Speaking to Bloomberg, the sources said that the solution would be found before Carlos Ghosn, the chairman of both car makers, is due to retire from his position at Renault in 2022. Ghosn has previously said that he may have to step down before his tenure ends.
The two car makers are in talks about the available options, including the creation of a holding company which will have Renault and Nissan under its umbrella. Back in March, a report said that the two companies were considering merging into a single stock, in a bid to pull resources better for the development of new technologies, like electrified vehicles and autonomous driving systems.
Ghosn has since pared down expectations of a quick deal to combine the two brands, saying that the spectre of failed mergers in the industry loomed large.

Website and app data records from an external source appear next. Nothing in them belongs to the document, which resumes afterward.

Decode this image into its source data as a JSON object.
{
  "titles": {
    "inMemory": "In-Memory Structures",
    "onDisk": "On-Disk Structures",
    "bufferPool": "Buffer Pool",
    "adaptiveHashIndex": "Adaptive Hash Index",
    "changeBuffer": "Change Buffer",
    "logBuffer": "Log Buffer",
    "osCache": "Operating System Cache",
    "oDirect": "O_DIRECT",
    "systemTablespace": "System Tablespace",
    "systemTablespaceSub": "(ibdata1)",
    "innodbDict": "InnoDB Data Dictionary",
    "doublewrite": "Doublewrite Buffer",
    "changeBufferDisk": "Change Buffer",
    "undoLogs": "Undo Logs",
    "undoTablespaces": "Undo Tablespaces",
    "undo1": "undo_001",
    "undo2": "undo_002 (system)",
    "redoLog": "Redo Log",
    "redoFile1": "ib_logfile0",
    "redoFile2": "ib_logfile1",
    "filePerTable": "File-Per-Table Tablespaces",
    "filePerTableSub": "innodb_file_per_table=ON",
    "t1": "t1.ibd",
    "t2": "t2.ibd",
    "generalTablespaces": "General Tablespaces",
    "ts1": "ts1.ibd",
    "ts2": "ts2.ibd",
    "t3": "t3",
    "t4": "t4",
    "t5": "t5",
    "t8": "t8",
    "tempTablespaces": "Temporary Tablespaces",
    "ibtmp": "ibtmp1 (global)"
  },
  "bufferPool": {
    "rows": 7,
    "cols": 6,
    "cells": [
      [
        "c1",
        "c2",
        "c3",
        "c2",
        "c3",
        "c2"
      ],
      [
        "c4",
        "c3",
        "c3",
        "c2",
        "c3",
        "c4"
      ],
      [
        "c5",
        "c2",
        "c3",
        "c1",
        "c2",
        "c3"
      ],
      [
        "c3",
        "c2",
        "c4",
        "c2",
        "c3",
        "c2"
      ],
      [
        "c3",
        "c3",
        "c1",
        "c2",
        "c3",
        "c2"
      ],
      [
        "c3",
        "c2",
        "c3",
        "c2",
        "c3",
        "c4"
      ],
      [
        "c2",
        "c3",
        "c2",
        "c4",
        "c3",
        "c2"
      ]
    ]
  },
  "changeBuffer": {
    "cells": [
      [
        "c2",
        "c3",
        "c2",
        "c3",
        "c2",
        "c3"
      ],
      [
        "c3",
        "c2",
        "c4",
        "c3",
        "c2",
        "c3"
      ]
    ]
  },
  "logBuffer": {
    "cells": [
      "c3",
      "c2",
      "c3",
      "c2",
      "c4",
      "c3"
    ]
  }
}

“The alliance is continually reviewing options for the evolution of our business,” said Jonathan Adashek, a spokesman for the Renault-Nissan-Mitsubishi alliance, in an email. “There are no changes to our operational or shareholding structure to announce, and no established timeline for this to occur.”
Ghosn, who is also chairman of Mitsubishi, said last month that the two Japanese companies won’t be taken over by Renault. The possible ways of sustaining the alliance between Nissan, Renault and Mitsubishi are many, he added. Renault currently owns 43.4 percent of Nissan, while the Japanese car maker owns 15 percent of Renault. Nissan owns 34 percent of Mitsubishi.
The alliance has a rather complicated structure; Renault also holds a large voting stake in Nissan, which in turn has no voting rights in Mitsubishi. Renault and Nissan have formed Renault-Nissan B.V., a joint company equally owned by Renault and Nissan, responsible for the strategic management of the alliance.